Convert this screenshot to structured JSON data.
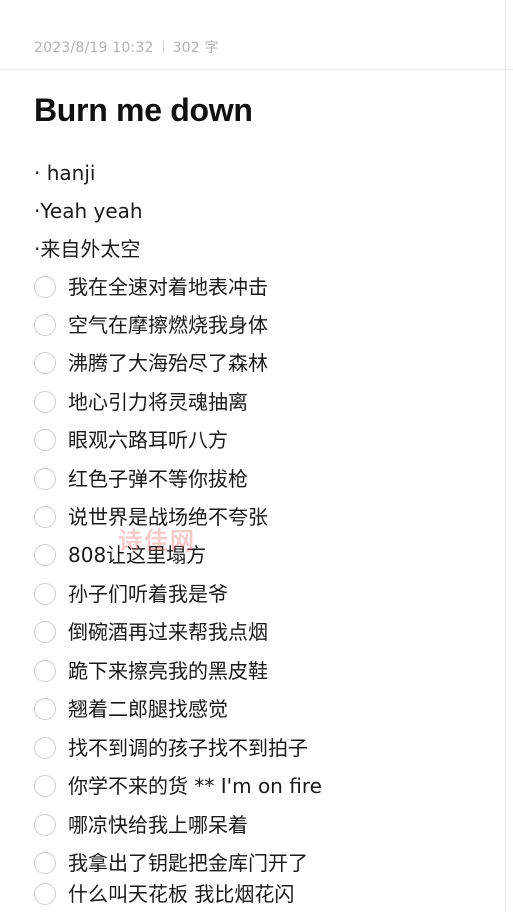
{
  "meta": {
    "datetime": "2023/8/19 10:32",
    "word_count": "302 字"
  },
  "note": {
    "title": "Burn me down",
    "lines": [
      "· hanji",
      "·Yeah yeah",
      "·来自外太空"
    ],
    "checklist": [
      "我在全速对着地表冲击",
      "空气在摩擦燃烧我身体",
      "沸腾了大海殆尽了森林",
      "地心引力将灵魂抽离",
      "眼观六路耳听八方",
      "红色子弹不等你拔枪",
      "说世界是战场绝不夸张",
      "808让这里塌方",
      "孙子们听着我是爷",
      "倒碗酒再过来帮我点烟",
      "跪下来擦亮我的黑皮鞋",
      "翘着二郎腿找感觉",
      "找不到调的孩子找不到拍子",
      "你学不来的货 ** I'm on fire",
      "哪凉快给我上哪呆着",
      "我拿出了钥匙把金库门开了",
      "什么叫天花板 我比烟花闪"
    ]
  },
  "watermark": "诗佳网"
}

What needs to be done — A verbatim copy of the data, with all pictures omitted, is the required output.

The completed task —
Convert this screenshot to structured JSON data.
{
  "meta": {
    "datetime": "2023/8/19 10:32",
    "word_count": "302 字"
  },
  "note": {
    "title": "Burn me down",
    "lines": [
      "· hanji",
      "·Yeah yeah",
      "·来自外太空"
    ],
    "checklist": [
      "我在全速对着地表冲击",
      "空气在摩擦燃烧我身体",
      "沸腾了大海殆尽了森林",
      "地心引力将灵魂抽离",
      "眼观六路耳听八方",
      "红色子弹不等你拔枪",
      "说世界是战场绝不夸张",
      "808让这里塌方",
      "孙子们听着我是爷",
      "倒碗酒再过来帮我点烟",
      "跪下来擦亮我的黑皮鞋",
      "翘着二郎腿找感觉",
      "找不到调的孩子找不到拍子",
      "你学不来的货 ** I'm on fire",
      "哪凉快给我上哪呆着",
      "我拿出了钥匙把金库门开了",
      "什么叫天花板 我比烟花闪"
    ]
  },
  "watermark": "诗佳网"
}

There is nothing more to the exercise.